• **WORK TO COMPLETE**: Pull out each line of the data that includes the word "text".
━━━ DATA FOR REVIEW
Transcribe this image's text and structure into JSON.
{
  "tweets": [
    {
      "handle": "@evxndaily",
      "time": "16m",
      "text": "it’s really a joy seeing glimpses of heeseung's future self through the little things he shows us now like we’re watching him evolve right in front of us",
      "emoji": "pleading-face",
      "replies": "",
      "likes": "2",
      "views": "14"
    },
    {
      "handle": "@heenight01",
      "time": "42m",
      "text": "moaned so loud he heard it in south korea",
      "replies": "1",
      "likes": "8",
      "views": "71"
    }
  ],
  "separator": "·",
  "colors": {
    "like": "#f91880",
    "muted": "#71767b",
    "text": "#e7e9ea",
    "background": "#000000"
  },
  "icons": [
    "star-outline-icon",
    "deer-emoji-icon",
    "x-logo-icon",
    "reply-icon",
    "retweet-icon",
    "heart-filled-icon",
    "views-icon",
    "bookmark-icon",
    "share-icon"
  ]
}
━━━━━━
• **REPLY TO THE TASK**:
Transcribe this image's text and structure into JSON.
      "text": "it’s really a joy seeing glimpses of heeseung's future self through the little things he shows us now like we’re watching him evolve right in front of us",
      "text": "moaned so loud he heard it in south korea",
    "text": "#e7e9ea",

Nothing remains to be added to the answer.